> _DESCRIPTION OF THE TASK_
Only the lines with "Roughness" in the entries below belong in the answer; please copy them.

> _TASK DATA_

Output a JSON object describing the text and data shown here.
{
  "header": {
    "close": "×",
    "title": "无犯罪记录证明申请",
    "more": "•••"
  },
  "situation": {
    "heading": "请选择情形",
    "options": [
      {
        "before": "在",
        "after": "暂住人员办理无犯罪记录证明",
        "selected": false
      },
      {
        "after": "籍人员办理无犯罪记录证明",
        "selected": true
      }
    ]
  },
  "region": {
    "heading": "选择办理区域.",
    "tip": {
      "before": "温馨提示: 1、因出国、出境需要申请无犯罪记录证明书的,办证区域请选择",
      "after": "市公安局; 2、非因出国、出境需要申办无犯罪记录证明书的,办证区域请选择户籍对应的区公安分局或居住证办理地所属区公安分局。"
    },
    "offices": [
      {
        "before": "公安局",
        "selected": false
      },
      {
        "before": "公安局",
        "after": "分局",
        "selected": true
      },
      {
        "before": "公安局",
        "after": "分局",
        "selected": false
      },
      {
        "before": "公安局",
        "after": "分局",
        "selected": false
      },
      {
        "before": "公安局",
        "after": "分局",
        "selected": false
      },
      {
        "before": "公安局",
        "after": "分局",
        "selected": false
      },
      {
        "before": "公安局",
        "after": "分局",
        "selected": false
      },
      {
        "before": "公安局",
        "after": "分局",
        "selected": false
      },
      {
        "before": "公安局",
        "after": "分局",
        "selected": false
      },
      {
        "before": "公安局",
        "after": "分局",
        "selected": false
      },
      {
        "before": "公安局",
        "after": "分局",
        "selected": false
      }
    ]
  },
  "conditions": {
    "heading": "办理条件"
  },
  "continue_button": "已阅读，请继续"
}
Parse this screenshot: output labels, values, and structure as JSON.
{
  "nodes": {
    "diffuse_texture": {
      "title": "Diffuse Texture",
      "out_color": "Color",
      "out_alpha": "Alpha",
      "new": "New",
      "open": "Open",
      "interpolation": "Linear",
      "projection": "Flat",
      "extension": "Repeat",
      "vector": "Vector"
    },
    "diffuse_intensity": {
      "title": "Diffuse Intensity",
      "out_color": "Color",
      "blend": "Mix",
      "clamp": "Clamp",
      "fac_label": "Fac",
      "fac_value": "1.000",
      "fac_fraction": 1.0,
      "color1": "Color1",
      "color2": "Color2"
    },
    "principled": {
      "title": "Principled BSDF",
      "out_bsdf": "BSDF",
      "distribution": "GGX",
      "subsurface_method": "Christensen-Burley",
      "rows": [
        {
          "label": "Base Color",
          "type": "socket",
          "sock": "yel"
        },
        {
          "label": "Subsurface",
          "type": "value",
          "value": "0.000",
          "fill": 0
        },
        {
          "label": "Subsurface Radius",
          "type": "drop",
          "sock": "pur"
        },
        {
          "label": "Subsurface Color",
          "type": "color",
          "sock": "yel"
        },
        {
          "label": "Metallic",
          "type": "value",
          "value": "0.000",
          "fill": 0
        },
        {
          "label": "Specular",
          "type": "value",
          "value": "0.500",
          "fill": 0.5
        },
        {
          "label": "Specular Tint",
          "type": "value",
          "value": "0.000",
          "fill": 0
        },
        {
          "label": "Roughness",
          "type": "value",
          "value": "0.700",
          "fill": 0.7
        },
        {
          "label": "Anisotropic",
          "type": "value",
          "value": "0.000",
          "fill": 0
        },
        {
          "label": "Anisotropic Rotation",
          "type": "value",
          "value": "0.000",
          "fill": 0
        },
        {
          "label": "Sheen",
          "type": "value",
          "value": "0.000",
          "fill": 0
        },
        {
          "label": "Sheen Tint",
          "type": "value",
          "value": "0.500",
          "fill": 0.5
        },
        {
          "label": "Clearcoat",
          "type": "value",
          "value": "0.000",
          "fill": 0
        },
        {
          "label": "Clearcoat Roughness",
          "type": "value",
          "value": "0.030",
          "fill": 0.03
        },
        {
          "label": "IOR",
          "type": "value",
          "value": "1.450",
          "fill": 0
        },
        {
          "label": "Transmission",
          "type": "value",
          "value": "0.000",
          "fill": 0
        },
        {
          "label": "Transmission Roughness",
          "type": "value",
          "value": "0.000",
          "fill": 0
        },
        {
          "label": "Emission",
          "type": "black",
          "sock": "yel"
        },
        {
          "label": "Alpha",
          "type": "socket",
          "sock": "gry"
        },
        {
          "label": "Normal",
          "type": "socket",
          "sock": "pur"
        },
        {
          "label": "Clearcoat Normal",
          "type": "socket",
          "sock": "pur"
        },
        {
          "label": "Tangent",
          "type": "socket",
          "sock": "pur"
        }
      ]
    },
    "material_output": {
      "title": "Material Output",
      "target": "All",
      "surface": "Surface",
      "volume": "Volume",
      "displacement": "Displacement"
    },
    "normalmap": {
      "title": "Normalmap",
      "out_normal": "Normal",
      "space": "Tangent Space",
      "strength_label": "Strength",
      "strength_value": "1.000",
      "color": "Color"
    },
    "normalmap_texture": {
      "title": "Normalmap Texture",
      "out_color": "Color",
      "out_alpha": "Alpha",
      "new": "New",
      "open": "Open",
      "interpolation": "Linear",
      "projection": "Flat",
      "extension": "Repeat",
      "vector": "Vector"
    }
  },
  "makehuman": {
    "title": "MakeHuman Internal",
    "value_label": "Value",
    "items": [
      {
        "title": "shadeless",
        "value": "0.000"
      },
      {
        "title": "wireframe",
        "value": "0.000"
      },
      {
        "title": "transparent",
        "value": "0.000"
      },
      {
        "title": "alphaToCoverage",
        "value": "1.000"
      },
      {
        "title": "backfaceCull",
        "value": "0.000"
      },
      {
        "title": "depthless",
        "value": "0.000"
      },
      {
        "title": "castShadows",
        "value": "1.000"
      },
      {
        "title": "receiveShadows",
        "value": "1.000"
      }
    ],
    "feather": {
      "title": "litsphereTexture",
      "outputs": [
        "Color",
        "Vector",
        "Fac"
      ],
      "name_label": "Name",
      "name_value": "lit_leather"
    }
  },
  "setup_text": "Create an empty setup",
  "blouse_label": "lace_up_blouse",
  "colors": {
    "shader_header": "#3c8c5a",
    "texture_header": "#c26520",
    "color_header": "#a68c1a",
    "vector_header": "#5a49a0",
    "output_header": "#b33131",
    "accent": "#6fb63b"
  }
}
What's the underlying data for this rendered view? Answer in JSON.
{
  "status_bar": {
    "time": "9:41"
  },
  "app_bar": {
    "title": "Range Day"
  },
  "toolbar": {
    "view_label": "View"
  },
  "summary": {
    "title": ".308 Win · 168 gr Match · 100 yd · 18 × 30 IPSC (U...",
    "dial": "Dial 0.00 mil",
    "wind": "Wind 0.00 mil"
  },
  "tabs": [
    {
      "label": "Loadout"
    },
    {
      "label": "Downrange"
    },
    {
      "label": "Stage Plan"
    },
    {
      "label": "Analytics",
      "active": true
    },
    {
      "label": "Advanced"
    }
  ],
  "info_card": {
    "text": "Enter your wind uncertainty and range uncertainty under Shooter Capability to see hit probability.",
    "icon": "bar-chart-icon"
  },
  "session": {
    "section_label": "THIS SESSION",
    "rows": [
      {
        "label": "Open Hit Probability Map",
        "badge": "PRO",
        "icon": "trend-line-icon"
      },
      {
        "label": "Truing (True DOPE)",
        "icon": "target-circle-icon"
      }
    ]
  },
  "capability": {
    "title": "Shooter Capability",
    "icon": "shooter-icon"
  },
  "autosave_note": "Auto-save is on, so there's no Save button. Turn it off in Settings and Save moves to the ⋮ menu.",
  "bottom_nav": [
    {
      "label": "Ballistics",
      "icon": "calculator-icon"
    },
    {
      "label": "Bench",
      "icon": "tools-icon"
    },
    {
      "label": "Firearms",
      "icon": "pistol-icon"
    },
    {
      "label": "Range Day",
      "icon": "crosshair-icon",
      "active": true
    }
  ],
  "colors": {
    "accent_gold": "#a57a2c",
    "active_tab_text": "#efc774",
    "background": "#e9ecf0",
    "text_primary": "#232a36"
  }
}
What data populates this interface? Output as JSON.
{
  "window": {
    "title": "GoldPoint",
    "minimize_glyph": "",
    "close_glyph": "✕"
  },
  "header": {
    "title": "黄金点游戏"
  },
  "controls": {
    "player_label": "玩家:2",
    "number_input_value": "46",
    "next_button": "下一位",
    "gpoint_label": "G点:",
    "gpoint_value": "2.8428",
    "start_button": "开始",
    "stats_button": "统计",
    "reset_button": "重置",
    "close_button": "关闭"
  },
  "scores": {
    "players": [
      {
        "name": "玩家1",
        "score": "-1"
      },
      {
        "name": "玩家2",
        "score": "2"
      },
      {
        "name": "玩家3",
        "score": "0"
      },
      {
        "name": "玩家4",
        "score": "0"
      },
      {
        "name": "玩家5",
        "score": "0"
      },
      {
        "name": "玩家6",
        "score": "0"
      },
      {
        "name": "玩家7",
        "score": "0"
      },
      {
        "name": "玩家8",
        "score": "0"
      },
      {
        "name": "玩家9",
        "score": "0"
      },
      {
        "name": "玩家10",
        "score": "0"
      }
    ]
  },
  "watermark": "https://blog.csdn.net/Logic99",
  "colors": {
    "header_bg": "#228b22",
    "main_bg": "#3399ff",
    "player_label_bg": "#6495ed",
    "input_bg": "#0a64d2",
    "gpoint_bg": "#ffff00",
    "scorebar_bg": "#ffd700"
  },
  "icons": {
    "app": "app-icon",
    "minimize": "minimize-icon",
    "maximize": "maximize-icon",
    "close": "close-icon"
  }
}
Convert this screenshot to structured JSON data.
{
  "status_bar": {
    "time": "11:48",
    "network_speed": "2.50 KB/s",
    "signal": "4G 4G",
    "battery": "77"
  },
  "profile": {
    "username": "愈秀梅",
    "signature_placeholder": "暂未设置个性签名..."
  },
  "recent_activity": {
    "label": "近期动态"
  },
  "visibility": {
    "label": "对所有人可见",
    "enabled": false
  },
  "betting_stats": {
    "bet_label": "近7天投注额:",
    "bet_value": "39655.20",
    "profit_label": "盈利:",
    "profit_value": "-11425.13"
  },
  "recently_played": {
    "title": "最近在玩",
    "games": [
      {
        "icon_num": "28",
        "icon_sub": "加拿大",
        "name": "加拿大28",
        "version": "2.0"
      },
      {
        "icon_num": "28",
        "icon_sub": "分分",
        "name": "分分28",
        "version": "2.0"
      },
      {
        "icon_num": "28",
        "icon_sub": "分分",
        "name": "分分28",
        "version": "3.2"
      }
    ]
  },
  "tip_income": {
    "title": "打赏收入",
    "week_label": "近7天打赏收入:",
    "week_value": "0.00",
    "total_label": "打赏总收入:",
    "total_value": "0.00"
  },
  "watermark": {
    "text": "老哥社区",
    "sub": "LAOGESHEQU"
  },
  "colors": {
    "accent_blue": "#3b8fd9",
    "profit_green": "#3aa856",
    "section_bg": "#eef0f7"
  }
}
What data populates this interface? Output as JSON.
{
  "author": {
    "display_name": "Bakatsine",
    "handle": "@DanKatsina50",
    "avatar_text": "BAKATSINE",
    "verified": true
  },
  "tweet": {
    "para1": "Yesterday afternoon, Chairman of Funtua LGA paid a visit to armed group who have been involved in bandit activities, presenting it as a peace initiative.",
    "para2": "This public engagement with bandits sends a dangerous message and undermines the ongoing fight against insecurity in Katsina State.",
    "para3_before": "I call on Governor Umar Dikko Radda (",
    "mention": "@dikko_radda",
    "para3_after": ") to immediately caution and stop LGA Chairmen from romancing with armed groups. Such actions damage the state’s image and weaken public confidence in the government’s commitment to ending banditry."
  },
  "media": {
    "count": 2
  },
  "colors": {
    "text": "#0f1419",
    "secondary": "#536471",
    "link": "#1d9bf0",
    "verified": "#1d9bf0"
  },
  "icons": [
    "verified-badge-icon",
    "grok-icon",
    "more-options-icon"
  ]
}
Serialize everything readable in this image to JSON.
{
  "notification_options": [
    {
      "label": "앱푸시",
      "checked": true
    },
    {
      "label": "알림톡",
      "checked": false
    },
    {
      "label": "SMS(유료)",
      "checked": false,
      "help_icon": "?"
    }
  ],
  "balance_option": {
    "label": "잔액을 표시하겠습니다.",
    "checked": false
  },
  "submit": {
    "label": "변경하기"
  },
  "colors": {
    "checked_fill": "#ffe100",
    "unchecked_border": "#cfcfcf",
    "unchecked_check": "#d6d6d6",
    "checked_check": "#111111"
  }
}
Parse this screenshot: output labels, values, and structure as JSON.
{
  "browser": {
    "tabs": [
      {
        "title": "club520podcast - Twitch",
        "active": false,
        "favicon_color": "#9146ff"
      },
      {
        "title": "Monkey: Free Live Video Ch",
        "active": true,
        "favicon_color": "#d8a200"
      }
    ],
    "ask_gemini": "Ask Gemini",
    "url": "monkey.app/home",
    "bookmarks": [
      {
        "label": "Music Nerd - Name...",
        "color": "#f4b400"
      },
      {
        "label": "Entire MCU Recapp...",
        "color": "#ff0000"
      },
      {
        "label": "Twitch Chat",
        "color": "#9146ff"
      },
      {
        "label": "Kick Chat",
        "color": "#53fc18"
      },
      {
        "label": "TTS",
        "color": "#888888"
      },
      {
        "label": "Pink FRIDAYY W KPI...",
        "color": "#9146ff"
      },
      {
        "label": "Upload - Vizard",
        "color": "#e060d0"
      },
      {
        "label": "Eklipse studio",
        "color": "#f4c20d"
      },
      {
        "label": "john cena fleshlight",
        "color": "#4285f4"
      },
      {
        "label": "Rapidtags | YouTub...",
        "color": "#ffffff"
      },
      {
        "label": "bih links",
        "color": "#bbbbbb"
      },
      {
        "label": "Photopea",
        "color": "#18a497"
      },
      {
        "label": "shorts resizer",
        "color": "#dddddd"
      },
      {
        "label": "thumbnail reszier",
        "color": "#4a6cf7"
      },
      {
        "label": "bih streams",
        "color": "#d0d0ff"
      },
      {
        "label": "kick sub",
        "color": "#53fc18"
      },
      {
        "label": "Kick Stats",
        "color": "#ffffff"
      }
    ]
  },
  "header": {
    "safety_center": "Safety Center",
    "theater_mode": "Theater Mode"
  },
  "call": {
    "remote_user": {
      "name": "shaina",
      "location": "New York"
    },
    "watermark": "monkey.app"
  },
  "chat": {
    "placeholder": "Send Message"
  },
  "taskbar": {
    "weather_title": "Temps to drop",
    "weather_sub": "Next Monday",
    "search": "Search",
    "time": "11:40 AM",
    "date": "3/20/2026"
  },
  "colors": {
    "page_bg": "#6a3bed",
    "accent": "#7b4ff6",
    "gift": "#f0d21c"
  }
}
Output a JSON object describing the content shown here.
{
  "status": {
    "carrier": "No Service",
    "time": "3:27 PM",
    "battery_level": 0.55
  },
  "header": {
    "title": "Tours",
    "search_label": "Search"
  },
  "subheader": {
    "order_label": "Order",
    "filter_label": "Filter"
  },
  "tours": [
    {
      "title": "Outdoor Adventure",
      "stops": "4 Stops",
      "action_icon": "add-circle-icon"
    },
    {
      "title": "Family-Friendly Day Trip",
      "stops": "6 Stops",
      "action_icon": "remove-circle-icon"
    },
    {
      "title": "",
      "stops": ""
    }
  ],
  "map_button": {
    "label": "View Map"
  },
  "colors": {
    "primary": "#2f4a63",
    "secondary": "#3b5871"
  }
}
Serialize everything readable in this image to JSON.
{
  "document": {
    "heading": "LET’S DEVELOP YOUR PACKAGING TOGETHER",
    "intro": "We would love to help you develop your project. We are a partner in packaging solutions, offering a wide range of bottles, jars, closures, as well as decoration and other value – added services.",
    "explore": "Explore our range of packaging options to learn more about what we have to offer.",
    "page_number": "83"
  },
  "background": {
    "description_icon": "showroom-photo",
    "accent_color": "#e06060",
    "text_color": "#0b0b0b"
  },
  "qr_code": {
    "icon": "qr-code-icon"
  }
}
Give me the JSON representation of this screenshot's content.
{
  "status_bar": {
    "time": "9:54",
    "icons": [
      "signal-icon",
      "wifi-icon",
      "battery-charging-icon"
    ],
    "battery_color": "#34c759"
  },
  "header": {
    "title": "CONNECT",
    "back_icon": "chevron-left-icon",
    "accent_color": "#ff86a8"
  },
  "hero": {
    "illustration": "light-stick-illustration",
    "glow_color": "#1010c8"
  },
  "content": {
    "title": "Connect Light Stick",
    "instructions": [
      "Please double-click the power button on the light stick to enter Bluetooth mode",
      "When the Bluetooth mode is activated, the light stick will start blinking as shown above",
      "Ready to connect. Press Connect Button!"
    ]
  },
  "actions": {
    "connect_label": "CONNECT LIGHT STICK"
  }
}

> _SOLUTION TO THIS TASK_
          "label": "Roughness",
          "label": "Clearcoat Roughness",
          "label": "Transmission Roughness",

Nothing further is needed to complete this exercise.